*** Opening Input ***

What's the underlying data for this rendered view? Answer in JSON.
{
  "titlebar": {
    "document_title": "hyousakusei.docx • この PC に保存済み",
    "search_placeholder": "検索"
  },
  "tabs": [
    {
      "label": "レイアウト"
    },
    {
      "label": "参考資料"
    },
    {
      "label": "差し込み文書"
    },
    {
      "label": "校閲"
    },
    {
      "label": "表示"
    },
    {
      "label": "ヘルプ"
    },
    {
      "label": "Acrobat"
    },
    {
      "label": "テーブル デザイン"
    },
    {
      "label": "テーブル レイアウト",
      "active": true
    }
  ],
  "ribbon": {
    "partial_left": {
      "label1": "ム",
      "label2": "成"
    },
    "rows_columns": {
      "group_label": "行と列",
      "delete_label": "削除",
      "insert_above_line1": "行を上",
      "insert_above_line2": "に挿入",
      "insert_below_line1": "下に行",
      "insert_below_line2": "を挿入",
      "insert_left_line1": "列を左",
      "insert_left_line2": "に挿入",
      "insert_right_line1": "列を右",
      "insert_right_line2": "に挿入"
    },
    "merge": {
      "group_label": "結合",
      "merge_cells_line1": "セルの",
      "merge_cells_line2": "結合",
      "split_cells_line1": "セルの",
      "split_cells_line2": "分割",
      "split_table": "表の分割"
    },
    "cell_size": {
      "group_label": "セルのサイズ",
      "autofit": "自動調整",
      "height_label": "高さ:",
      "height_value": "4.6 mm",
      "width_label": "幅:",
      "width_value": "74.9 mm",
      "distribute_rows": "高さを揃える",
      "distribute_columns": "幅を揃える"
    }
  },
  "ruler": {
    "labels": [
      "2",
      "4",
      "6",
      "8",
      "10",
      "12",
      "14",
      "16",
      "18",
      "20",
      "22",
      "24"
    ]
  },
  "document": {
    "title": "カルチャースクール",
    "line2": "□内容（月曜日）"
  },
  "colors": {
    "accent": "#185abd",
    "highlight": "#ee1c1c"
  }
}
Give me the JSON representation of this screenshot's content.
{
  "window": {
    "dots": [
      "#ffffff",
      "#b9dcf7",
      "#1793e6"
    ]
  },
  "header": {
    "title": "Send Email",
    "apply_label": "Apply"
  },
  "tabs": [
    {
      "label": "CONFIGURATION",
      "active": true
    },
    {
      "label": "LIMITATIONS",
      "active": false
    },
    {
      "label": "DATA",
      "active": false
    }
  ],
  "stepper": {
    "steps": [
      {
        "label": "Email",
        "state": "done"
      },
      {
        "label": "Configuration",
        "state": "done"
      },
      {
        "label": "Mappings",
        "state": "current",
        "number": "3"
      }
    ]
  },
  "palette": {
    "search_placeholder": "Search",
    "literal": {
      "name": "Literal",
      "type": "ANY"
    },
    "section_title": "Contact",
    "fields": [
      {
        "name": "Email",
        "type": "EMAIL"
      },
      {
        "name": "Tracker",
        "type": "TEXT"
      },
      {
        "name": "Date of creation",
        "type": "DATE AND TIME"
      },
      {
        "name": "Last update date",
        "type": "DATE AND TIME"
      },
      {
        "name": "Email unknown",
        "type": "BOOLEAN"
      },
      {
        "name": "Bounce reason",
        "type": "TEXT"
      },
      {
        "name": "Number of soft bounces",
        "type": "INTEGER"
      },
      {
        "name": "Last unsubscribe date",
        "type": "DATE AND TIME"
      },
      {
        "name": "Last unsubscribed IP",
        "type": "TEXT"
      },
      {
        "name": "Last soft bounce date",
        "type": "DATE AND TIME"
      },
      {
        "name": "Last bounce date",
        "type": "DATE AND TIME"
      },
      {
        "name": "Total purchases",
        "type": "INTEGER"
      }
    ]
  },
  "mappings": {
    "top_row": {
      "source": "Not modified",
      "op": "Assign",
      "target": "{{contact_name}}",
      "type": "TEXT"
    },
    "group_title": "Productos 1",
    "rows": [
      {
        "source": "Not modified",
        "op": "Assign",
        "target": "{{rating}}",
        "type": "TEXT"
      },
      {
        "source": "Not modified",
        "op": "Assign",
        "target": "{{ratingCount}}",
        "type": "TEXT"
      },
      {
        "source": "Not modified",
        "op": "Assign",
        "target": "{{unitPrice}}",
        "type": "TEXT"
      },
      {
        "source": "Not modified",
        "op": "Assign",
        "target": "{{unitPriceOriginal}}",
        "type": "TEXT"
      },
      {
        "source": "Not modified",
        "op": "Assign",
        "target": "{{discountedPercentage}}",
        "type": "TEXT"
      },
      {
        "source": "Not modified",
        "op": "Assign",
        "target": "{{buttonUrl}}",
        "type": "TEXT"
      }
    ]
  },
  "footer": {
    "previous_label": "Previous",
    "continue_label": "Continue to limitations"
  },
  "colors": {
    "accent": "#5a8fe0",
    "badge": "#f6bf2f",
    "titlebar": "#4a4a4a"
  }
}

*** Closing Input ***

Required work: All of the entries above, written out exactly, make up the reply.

Exercise result:
What's the underlying data for this rendered view? Answer in JSON.
{
  "titlebar": {
    "document_title": "hyousakusei.docx • この PC に保存済み",
    "search_placeholder": "検索"
  },
  "tabs": [
    {
      "label": "レイアウト"
    },
    {
      "label": "参考資料"
    },
    {
      "label": "差し込み文書"
    },
    {
      "label": "校閲"
    },
    {
      "label": "表示"
    },
    {
      "label": "ヘルプ"
    },
    {
      "label": "Acrobat"
    },
    {
      "label": "テーブル デザイン"
    },
    {
      "label": "テーブル レイアウト",
      "active": true
    }
  ],
  "ribbon": {
    "partial_left": {
      "label1": "ム",
      "label2": "成"
    },
    "rows_columns": {
      "group_label": "行と列",
      "delete_label": "削除",
      "insert_above_line1": "行を上",
      "insert_above_line2": "に挿入",
      "insert_below_line1": "下に行",
      "insert_below_line2": "を挿入",
      "insert_left_line1": "列を左",
      "insert_left_line2": "に挿入",
      "insert_right_line1": "列を右",
      "insert_right_line2": "に挿入"
    },
    "merge": {
      "group_label": "結合",
      "merge_cells_line1": "セルの",
      "merge_cells_line2": "結合",
      "split_cells_line1": "セルの",
      "split_cells_line2": "分割",
      "split_table": "表の分割"
    },
    "cell_size": {
      "group_label": "セルのサイズ",
      "autofit": "自動調整",
      "height_label": "高さ:",
      "height_value": "4.6 mm",
      "width_label": "幅:",
      "width_value": "74.9 mm",
      "distribute_rows": "高さを揃える",
      "distribute_columns": "幅を揃える"
    }
  },
  "ruler": {
    "labels": [
      "2",
      "4",
      "6",
      "8",
      "10",
      "12",
      "14",
      "16",
      "18",
      "20",
      "22",
      "24"
    ]
  },
  "document": {
    "title": "カルチャースクール",
    "line2": "□内容（月曜日）"
  },
  "colors": {
    "accent": "#185abd",
    "highlight": "#ee1c1c"
  }
}
Give me the JSON representation of this screenshot's content.
{
  "window": {
    "dots": [
      "#ffffff",
      "#b9dcf7",
      "#1793e6"
    ]
  },
  "header": {
    "title": "Send Email",
    "apply_label": "Apply"
  },
  "tabs": [
    {
      "label": "CONFIGURATION",
      "active": true
    },
    {
      "label": "LIMITATIONS",
      "active": false
    },
    {
      "label": "DATA",
      "active": false
    }
  ],
  "stepper": {
    "steps": [
      {
        "label": "Email",
        "state": "done"
      },
      {
        "label": "Configuration",
        "state": "done"
      },
      {
        "label": "Mappings",
        "state": "current",
        "number": "3"
      }
    ]
  },
  "palette": {
    "search_placeholder": "Search",
    "literal": {
      "name": "Literal",
      "type": "ANY"
    },
    "section_title": "Contact",
    "fields": [
      {
        "name": "Email",
        "type": "EMAIL"
      },
      {
        "name": "Tracker",
        "type": "TEXT"
      },
      {
        "name": "Date of creation",
        "type": "DATE AND TIME"
      },
      {
        "name": "Last update date",
        "type": "DATE AND TIME"
      },
      {
        "name": "Email unknown",
        "type": "BOOLEAN"
      },
      {
        "name": "Bounce reason",
        "type": "TEXT"
      },
      {
        "name": "Number of soft bounces",
        "type": "INTEGER"
      },
      {
        "name": "Last unsubscribe date",
        "type": "DATE AND TIME"
      },
      {
        "name": "Last unsubscribed IP",
        "type": "TEXT"
      },
      {
        "name": "Last soft bounce date",
        "type": "DATE AND TIME"
      },
      {
        "name": "Last bounce date",
        "type": "DATE AND TIME"
      },
      {
        "name": "Total purchases",
        "type": "INTEGER"
      }
    ]
  },
  "mappings": {
    "top_row": {
      "source": "Not modified",
      "op": "Assign",
      "target": "{{contact_name}}",
      "type": "TEXT"
    },
    "group_title": "Productos 1",
    "rows": [
      {
        "source": "Not modified",
        "op": "Assign",
        "target": "{{rating}}",
        "type": "TEXT"
      },
      {
        "source": "Not modified",
        "op": "Assign",
        "target": "{{ratingCount}}",
        "type": "TEXT"
      },
      {
        "source": "Not modified",
        "op": "Assign",
        "target": "{{unitPrice}}",
        "type": "TEXT"
      },
      {
        "source": "Not modified",
        "op": "Assign",
        "target": "{{unitPriceOriginal}}",
        "type": "TEXT"
      },
      {
        "source": "Not modified",
        "op": "Assign",
        "target": "{{discountedPercentage}}",
        "type": "TEXT"
      },
      {
        "source": "Not modified",
        "op": "Assign",
        "target": "{{buttonUrl}}",
        "type": "TEXT"
      }
    ]
  },
  "footer": {
    "previous_label": "Previous",
    "continue_label": "Continue to limitations"
  },
  "colors": {
    "accent": "#5a8fe0",
    "badge": "#f6bf2f",
    "titlebar": "#4a4a4a"
  }
}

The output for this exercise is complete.